“The motion court properly accepted Veras’s second, clarifying affidavit in plaintiff’s submission on reply. The second affidavit merely amplified the factual recitation set forth in Veras’s initial affidavit, which had been procured and drafted by the defense and omitted the pertinent detail that the workers were actually in the process of lowering the machine from the roof, and not engaged in pushing it across the flat roof, when the accident occurred. Veras’s second affidavit was a proper response to defendant’s submission, and did not contradict the statement in his first affidavit (see Cox v McCormick Farms, 144 AD3d 1533 [4th Dept 2016] [where question was not directly asked in deposition, proper to consider subsequent affidavit providing greater specificity without directly contradicting deposition testimony]; Severino v 157 Broadway Assoc., LLC, 84 AD3d 505 [1st Dept 2011] [same]). Nor could Veras’s second affidavit be rejected as raising a feigned issue of fact (see Sutin v Pawlus, 105 AD3d 1293 [3d Dept 2013]; Kalt v Ritman, 21 AD3d 321 [1st Dept 2005]), especially since it comported with all of the other eyewitness testimony in the case, as well as with Veras’s own early unsworn statement, and explained the ambiguity arising from the omission of additional details in his first affidavit.”

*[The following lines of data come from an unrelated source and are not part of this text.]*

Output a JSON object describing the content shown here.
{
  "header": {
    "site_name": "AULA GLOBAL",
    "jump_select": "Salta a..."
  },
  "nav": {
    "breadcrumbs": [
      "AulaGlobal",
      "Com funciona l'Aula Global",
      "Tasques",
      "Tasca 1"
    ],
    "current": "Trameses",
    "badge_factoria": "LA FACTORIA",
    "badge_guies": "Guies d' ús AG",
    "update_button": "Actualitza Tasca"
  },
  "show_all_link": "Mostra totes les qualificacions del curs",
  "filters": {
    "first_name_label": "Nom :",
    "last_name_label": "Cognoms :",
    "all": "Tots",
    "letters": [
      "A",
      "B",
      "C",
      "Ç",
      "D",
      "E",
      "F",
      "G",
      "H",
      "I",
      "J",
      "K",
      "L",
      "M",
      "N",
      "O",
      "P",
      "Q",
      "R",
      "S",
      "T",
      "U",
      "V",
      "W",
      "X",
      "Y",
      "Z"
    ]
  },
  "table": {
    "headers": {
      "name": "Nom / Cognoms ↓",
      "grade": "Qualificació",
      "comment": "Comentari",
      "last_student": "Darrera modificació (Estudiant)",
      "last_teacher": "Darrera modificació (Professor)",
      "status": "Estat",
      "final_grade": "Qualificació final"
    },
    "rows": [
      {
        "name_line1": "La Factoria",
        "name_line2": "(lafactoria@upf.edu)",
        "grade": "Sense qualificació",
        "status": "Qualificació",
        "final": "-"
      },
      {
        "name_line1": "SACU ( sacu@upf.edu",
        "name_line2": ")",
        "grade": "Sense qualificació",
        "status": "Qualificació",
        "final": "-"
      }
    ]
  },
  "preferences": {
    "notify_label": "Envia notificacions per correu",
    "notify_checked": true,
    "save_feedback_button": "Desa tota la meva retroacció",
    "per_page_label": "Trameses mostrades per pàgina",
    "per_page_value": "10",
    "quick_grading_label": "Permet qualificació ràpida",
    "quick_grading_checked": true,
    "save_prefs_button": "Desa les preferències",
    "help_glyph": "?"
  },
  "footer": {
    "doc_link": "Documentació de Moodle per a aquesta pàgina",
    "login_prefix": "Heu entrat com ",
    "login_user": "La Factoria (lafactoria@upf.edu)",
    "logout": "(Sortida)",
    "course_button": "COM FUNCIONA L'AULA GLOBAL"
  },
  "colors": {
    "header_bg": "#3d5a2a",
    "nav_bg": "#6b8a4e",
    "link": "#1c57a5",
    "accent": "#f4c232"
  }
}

When is reargument granted? August 23, 2018

Budoff v City of New York, 2018 NY Slip Op 05817 (2d Dept. 2018)

“As the Supreme Court reviewed the merits of the plaintiff’s contentions raised in his motion for leave to reargue, “the court, in effect, granted reargument and adhered to its original determination”…